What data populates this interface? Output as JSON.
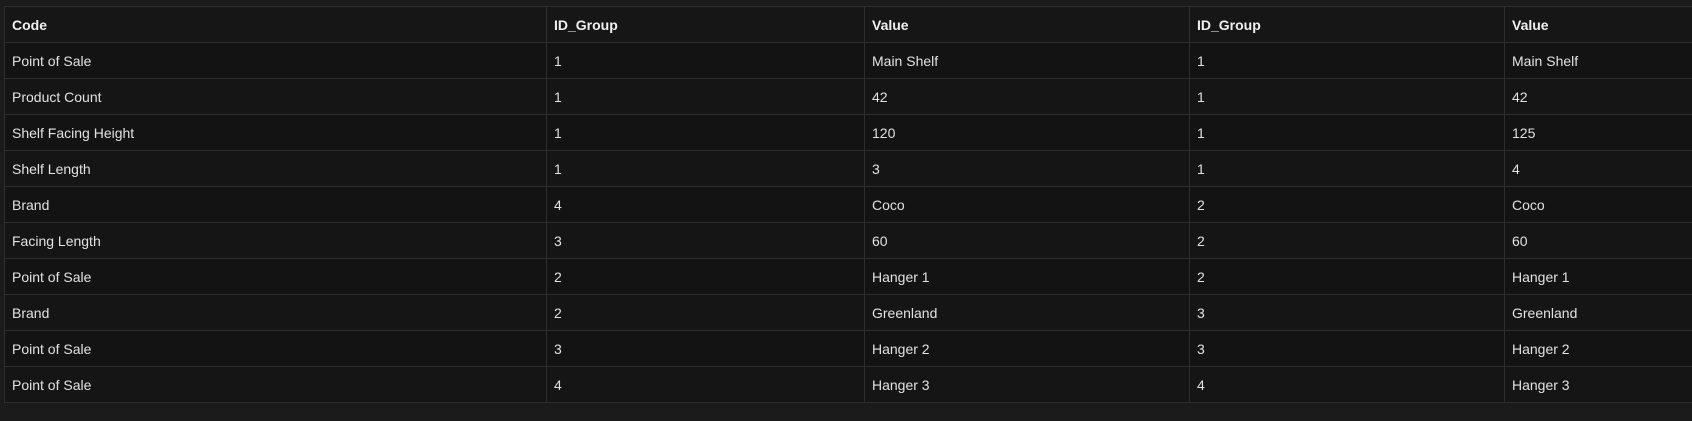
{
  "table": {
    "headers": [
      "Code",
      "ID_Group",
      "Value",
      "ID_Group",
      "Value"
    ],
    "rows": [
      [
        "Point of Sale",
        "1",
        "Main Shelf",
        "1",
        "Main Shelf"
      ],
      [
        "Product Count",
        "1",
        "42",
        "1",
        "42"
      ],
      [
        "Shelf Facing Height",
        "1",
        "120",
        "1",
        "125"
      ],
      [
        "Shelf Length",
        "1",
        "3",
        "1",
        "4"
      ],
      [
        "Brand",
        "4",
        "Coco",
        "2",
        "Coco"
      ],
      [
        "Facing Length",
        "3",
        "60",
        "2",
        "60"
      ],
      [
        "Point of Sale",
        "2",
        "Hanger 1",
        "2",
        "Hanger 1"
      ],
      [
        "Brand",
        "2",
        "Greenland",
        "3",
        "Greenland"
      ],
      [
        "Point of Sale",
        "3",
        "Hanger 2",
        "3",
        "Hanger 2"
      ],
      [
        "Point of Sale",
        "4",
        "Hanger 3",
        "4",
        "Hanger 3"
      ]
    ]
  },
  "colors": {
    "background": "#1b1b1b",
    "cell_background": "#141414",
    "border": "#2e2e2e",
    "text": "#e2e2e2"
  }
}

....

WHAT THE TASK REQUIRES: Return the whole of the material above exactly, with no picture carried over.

ANSWER SECTION:
What data populates this interface? Output as JSON.
{
  "table": {
    "headers": [
      "Code",
      "ID_Group",
      "Value",
      "ID_Group",
      "Value"
    ],
    "rows": [
      [
        "Point of Sale",
        "1",
        "Main Shelf",
        "1",
        "Main Shelf"
      ],
      [
        "Product Count",
        "1",
        "42",
        "1",
        "42"
      ],
      [
        "Shelf Facing Height",
        "1",
        "120",
        "1",
        "125"
      ],
      [
        "Shelf Length",
        "1",
        "3",
        "1",
        "4"
      ],
      [
        "Brand",
        "4",
        "Coco",
        "2",
        "Coco"
      ],
      [
        "Facing Length",
        "3",
        "60",
        "2",
        "60"
      ],
      [
        "Point of Sale",
        "2",
        "Hanger 1",
        "2",
        "Hanger 1"
      ],
      [
        "Brand",
        "2",
        "Greenland",
        "3",
        "Greenland"
      ],
      [
        "Point of Sale",
        "3",
        "Hanger 2",
        "3",
        "Hanger 2"
      ],
      [
        "Point of Sale",
        "4",
        "Hanger 3",
        "4",
        "Hanger 3"
      ]
    ]
  },
  "colors": {
    "background": "#1b1b1b",
    "cell_background": "#141414",
    "border": "#2e2e2e",
    "text": "#e2e2e2"
  }
}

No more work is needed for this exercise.